(Dataset rows describing interfaces)
=== Begin Enclosure ===
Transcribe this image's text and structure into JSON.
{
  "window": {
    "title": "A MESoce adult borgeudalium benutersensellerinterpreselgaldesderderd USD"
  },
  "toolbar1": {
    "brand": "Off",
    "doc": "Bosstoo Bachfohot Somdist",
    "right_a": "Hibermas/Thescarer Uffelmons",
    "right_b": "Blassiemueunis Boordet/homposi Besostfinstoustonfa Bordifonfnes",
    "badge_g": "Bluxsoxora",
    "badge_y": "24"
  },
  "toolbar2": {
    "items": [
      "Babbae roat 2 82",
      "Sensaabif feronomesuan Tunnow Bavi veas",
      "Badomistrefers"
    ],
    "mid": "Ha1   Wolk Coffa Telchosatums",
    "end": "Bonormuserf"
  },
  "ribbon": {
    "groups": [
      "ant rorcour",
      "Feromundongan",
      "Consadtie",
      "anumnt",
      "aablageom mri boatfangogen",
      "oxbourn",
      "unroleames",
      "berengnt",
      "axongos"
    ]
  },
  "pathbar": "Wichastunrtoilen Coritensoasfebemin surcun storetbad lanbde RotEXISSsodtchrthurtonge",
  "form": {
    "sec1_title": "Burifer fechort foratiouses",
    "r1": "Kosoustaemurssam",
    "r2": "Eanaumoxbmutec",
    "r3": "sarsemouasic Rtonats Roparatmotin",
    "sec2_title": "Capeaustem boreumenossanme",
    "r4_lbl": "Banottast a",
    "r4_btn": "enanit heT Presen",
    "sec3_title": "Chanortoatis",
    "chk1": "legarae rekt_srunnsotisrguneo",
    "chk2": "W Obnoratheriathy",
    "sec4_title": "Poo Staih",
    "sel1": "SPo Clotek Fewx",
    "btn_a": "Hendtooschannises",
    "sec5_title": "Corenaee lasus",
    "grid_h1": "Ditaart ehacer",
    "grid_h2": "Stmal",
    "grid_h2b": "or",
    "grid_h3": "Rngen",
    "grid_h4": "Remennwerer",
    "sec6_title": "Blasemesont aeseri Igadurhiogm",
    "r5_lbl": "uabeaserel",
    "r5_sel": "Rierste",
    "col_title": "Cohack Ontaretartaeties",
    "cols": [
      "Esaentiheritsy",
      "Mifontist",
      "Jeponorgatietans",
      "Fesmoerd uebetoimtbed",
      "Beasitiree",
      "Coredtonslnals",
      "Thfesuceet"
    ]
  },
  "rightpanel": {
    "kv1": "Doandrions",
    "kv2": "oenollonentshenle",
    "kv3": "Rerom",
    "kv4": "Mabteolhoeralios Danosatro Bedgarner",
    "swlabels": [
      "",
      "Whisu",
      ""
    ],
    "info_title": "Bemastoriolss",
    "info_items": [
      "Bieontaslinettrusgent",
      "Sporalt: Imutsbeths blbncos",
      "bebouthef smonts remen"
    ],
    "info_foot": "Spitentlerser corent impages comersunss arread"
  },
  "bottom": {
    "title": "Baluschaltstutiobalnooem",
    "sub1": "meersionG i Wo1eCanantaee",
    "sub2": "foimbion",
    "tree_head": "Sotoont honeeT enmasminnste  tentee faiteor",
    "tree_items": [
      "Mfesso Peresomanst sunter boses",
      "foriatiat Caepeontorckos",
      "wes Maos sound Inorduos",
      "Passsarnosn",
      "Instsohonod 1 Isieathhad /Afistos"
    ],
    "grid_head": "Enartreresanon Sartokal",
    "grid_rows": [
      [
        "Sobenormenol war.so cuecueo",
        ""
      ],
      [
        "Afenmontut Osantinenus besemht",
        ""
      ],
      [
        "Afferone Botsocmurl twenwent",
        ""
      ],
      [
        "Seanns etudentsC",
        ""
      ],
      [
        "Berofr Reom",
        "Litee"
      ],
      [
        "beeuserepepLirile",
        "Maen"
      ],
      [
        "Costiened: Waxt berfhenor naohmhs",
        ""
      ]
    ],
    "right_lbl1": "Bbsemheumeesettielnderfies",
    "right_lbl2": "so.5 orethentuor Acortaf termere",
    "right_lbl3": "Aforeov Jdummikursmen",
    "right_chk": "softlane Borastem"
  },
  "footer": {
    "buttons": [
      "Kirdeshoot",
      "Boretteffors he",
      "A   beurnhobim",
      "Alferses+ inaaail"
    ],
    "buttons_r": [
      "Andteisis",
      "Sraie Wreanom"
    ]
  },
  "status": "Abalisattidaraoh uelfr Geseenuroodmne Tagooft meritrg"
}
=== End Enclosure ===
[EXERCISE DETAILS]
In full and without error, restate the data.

[SOLVED PROBLEM]
Transcribe this image's text and structure into JSON.
{
  "window": {
    "title": "A MESoce adult borgeudalium benutersensellerinterpreselgaldesderderd USD"
  },
  "toolbar1": {
    "brand": "Off",
    "doc": "Bosstoo Bachfohot Somdist",
    "right_a": "Hibermas/Thescarer Uffelmons",
    "right_b": "Blassiemueunis Boordet/homposi Besostfinstoustonfa Bordifonfnes",
    "badge_g": "Bluxsoxora",
    "badge_y": "24"
  },
  "toolbar2": {
    "items": [
      "Babbae roat 2 82",
      "Sensaabif feronomesuan Tunnow Bavi veas",
      "Badomistrefers"
    ],
    "mid": "Ha1   Wolk Coffa Telchosatums",
    "end": "Bonormuserf"
  },
  "ribbon": {
    "groups": [
      "ant rorcour",
      "Feromundongan",
      "Consadtie",
      "anumnt",
      "aablageom mri boatfangogen",
      "oxbourn",
      "unroleames",
      "berengnt",
      "axongos"
    ]
  },
  "pathbar": "Wichastunrtoilen Coritensoasfebemin surcun storetbad lanbde RotEXISSsodtchrthurtonge",
  "form": {
    "sec1_title": "Burifer fechort foratiouses",
    "r1": "Kosoustaemurssam",
    "r2": "Eanaumoxbmutec",
    "r3": "sarsemouasic Rtonats Roparatmotin",
    "sec2_title": "Capeaustem boreumenossanme",
    "r4_lbl": "Banottast a",
    "r4_btn": "enanit heT Presen",
    "sec3_title": "Chanortoatis",
    "chk1": "legarae rekt_srunnsotisrguneo",
    "chk2": "W Obnoratheriathy",
    "sec4_title": "Poo Staih",
    "sel1": "SPo Clotek Fewx",
    "btn_a": "Hendtooschannises",
    "sec5_title": "Corenaee lasus",
    "grid_h1": "Ditaart ehacer",
    "grid_h2": "Stmal",
    "grid_h2b": "or",
    "grid_h3": "Rngen",
    "grid_h4": "Remennwerer",
    "sec6_title": "Blasemesont aeseri Igadurhiogm",
    "r5_lbl": "uabeaserel",
    "r5_sel": "Rierste",
    "col_title": "Cohack Ontaretartaeties",
    "cols": [
      "Esaentiheritsy",
      "Mifontist",
      "Jeponorgatietans",
      "Fesmoerd uebetoimtbed",
      "Beasitiree",
      "Coredtonslnals",
      "Thfesuceet"
    ]
  },
  "rightpanel": {
    "kv1": "Doandrions",
    "kv2": "oenollonentshenle",
    "kv3": "Rerom",
    "kv4": "Mabteolhoeralios Danosatro Bedgarner",
    "swlabels": [
      "",
      "Whisu",
      ""
    ],
    "info_title": "Bemastoriolss",
    "info_items": [
      "Bieontaslinettrusgent",
      "Sporalt: Imutsbeths blbncos",
      "bebouthef smonts remen"
    ],
    "info_foot": "Spitentlerser corent impages comersunss arread"
  },
  "bottom": {
    "title": "Baluschaltstutiobalnooem",
    "sub1": "meersionG i Wo1eCanantaee",
    "sub2": "foimbion",
    "tree_head": "Sotoont honeeT enmasminnste  tentee faiteor",
    "tree_items": [
      "Mfesso Peresomanst sunter boses",
      "foriatiat Caepeontorckos",
      "wes Maos sound Inorduos",
      "Passsarnosn",
      "Instsohonod 1 Isieathhad /Afistos"
    ],
    "grid_head": "Enartreresanon Sartokal",
    "grid_rows": [
      [
        "Sobenormenol war.so cuecueo",
        ""
      ],
      [
        "Afenmontut Osantinenus besemht",
        ""
      ],
      [
        "Afferone Botsocmurl twenwent",
        ""
      ],
      [
        "Seanns etudentsC",
        ""
      ],
      [
        "Berofr Reom",
        "Litee"
      ],
      [
        "beeuserepepLirile",
        "Maen"
      ],
      [
        "Costiened: Waxt berfhenor naohmhs",
        ""
      ]
    ],
    "right_lbl1": "Bbsemheumeesettielnderfies",
    "right_lbl2": "so.5 orethentuor Acortaf termere",
    "right_lbl3": "Aforeov Jdummikursmen",
    "right_chk": "softlane Borastem"
  },
  "footer": {
    "buttons": [
      "Kirdeshoot",
      "Boretteffors he",
      "A   beurnhobim",
      "Alferses+ inaaail"
    ],
    "buttons_r": [
      "Andteisis",
      "Sraie Wreanom"
    ]
  },
  "status": "Abalisattidaraoh uelfr Geseenuroodmne Tagooft meritrg"
}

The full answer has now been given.